In Lafayette, Rossmo and lead investigator McCullan “Mac” Gallien walked the city’s streets for three straight days, revisiting the crime sites. Then Rossmo produced a computer-
generated printout that resembled a tie-dyed shirt; its bands of color — from cool violet to hot yellow — told police, essentially, where to look first. That narrowed the hunting area to half a square mile, and reduced the pool to a dozen suspects who lived in that zone. Investigators were buoyed. But the bubble burst when, one by one, each of the suspects was cleared based on DNA evidence.
Then Gallien received an anonymous tip that he almost dismissed as a joke. The man the informer named was someone Gallien knew personally — another cop — Randy Comeaux, a pleasant-mannered Stephen King lookalike who was a
sheriff’s deputy in a department just outside of town. Idly curious, Gallien checked Comeaux’s address and compared it to Rossmo’s probability map. Not even close.
To be complete, though, Gallien fished out Comeaux’s personnel file. At the time of the rapes, he discovered, Comeaux had resided someplace else. Gallien checked that address against Rossmo’s profile and drew in a breath. The house fell right into Rossmo’s “hot zone.”
Two angles on the world’s most dangerous high-altitude stunt
from POPULAR SCIENCE, January 2003

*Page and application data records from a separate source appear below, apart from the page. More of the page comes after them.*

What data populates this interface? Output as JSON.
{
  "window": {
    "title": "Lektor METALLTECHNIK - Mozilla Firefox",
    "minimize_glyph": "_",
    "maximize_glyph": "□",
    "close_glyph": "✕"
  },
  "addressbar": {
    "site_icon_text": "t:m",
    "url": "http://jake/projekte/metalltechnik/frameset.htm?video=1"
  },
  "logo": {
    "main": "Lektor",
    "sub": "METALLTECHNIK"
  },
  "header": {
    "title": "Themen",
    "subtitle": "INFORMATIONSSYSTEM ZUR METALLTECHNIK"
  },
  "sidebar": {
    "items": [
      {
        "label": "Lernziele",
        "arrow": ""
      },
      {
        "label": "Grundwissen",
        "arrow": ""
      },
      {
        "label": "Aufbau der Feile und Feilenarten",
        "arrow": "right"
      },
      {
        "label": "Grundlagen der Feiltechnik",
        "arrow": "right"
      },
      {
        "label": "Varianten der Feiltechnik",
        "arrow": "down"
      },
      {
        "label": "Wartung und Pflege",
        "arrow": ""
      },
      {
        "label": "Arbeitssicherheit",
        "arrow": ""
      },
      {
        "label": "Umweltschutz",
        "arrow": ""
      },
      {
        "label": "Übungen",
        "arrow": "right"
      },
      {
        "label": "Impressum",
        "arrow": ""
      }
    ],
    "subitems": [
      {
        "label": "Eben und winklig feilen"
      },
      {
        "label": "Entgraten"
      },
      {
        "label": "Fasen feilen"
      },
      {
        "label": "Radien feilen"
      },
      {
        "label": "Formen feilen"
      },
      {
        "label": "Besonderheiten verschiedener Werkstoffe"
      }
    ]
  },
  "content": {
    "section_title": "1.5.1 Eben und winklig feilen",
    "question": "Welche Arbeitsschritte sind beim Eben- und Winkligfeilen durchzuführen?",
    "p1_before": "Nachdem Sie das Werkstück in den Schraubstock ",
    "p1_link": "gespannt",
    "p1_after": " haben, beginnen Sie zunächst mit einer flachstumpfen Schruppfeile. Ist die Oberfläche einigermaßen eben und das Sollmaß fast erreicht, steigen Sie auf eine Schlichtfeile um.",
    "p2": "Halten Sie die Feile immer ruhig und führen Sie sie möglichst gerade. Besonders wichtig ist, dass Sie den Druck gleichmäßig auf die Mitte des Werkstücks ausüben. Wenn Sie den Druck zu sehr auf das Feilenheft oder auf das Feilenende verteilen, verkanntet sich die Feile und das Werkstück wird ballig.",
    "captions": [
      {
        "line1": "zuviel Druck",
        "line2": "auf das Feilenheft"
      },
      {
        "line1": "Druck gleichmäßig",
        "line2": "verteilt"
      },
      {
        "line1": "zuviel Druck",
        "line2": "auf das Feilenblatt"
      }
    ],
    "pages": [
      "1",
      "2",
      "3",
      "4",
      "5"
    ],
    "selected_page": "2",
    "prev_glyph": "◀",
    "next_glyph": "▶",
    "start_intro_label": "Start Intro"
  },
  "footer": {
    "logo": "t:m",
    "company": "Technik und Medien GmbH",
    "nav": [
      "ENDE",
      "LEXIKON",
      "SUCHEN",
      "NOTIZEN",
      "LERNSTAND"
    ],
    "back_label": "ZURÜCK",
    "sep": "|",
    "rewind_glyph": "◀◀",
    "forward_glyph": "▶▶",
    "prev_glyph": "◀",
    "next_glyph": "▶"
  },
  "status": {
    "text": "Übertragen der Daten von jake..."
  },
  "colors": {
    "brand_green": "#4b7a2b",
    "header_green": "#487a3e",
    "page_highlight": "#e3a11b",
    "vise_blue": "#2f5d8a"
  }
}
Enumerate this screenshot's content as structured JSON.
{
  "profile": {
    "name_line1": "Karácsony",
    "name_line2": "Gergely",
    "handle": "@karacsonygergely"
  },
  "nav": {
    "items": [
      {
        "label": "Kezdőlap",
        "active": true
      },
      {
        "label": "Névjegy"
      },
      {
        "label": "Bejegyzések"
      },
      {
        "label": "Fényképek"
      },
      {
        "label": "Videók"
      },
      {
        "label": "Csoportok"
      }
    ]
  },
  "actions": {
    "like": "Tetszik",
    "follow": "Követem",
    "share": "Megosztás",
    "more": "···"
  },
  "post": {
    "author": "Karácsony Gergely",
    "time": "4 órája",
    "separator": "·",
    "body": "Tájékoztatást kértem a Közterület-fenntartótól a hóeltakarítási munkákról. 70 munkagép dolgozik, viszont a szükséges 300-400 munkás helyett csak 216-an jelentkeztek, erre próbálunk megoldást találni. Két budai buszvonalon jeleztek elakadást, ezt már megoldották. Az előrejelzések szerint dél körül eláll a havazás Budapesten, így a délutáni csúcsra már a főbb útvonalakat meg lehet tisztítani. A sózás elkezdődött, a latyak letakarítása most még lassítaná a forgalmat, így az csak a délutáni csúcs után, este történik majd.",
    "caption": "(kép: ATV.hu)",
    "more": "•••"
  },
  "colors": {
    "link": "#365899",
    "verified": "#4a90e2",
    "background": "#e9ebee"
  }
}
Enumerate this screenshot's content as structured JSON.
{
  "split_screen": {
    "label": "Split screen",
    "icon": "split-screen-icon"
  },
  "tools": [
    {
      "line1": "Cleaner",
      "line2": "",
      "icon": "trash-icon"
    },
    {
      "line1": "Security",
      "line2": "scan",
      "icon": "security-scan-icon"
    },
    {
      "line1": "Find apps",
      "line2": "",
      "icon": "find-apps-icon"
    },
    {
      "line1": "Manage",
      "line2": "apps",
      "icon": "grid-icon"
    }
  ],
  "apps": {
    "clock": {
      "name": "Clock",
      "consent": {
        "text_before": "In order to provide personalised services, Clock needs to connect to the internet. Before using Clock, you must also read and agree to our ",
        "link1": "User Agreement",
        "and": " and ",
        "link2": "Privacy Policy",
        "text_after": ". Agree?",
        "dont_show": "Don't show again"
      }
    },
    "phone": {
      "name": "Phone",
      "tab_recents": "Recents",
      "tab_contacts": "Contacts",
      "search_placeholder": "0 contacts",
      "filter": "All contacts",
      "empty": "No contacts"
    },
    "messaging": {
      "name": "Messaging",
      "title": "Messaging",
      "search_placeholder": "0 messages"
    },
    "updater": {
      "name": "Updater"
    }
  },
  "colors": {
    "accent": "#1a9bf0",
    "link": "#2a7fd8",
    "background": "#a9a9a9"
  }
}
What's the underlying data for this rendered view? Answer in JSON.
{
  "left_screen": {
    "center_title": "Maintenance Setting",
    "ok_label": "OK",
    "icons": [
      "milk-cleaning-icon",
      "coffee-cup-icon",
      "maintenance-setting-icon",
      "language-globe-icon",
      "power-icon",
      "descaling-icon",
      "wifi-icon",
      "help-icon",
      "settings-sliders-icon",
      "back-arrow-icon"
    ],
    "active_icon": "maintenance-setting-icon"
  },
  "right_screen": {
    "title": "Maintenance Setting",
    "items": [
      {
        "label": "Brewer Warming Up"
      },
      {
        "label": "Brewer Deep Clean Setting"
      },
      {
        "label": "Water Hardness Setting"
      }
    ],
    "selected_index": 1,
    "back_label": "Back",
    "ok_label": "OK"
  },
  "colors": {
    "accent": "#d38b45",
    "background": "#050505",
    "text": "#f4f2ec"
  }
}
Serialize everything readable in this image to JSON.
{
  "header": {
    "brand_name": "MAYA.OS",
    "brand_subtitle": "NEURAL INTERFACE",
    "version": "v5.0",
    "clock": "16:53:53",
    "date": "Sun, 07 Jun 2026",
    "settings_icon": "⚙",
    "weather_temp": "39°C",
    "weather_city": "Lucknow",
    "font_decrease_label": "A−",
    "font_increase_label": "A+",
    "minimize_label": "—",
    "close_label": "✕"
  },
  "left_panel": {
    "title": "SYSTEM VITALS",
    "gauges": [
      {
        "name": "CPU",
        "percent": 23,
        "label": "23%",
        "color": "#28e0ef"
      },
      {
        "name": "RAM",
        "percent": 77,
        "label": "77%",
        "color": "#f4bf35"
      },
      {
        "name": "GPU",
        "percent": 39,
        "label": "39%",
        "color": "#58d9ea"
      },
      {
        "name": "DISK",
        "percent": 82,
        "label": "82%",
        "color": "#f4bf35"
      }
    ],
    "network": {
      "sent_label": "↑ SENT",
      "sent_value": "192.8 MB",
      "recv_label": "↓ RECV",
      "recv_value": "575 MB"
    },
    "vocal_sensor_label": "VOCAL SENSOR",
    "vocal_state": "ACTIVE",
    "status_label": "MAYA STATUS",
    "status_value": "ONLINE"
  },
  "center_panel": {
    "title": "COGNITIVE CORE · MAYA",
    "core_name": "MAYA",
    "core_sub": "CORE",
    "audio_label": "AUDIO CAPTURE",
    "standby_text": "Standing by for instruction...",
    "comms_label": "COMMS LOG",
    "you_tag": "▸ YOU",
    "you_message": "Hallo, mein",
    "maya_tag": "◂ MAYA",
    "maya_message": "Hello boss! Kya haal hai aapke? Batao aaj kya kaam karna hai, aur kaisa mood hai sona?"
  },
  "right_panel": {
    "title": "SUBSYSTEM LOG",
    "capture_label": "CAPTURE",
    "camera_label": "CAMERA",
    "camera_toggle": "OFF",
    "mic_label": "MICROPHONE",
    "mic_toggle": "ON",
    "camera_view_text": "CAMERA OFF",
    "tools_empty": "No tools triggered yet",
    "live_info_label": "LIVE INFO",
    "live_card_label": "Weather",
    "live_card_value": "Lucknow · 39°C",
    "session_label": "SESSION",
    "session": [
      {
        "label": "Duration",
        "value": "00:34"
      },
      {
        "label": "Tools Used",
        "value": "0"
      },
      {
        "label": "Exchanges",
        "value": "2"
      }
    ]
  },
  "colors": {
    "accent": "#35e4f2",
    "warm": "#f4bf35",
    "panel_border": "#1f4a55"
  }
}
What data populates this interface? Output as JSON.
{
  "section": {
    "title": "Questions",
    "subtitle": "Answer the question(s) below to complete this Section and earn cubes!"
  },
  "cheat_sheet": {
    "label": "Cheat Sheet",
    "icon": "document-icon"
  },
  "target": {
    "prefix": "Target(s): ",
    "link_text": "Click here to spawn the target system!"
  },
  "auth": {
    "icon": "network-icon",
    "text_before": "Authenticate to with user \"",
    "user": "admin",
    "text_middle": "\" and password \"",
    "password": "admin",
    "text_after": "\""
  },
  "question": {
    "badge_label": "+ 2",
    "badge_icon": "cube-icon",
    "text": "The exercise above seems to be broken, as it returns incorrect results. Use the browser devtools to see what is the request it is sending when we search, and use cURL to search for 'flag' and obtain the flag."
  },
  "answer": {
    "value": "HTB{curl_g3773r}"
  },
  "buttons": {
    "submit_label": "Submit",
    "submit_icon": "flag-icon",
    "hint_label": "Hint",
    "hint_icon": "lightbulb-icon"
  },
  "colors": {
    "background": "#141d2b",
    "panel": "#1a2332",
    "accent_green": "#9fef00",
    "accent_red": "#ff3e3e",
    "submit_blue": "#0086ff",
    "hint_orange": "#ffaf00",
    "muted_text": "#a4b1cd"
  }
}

In the middle of the plate-flat Canadian prairie, not far from where writer Raymond Carver hunted geese, a flurry of activity broke out last September around a small, rural airfield. Here was ground zero for French skydiver Michel Fournier’s audacious attempt to ride the pressurized gondola of a helium balloon to 130,000 feet-the cusp of space, the highest anyone has ever gone without a rocket-and topple out earthward. Diving into a near-perfect vacuum he would, in 31 seconds, hit 670 mph and slam into the sound barrier, the first human being to do so with his body. If all went well-a big if-he’d free-fall for just under 5 minutes before his chute delivered him to the ground.
The helium truck had moved into position in the adjacent canola field near Saskatoon, Saskatchewan. The doors to a hangar yawned open, revealing a phone-booth-size, airtight gondola ready to be moved onto the flatbed launch truck. An ambulance stood by in the event of catastrophic failure of any components-the balloon, the gondola, the parachute couplings, the oxygen supply, the partial-pressure suit, the supple oversuit designed to shield Fournier from freezing atmospheric temperatures. After two weeks of dashed hopes, it looked as if Le Grand Saut -The Big Jump-just might happen. All the ghoulish handicapping of Fournier’s chances of coming down alive had ceased.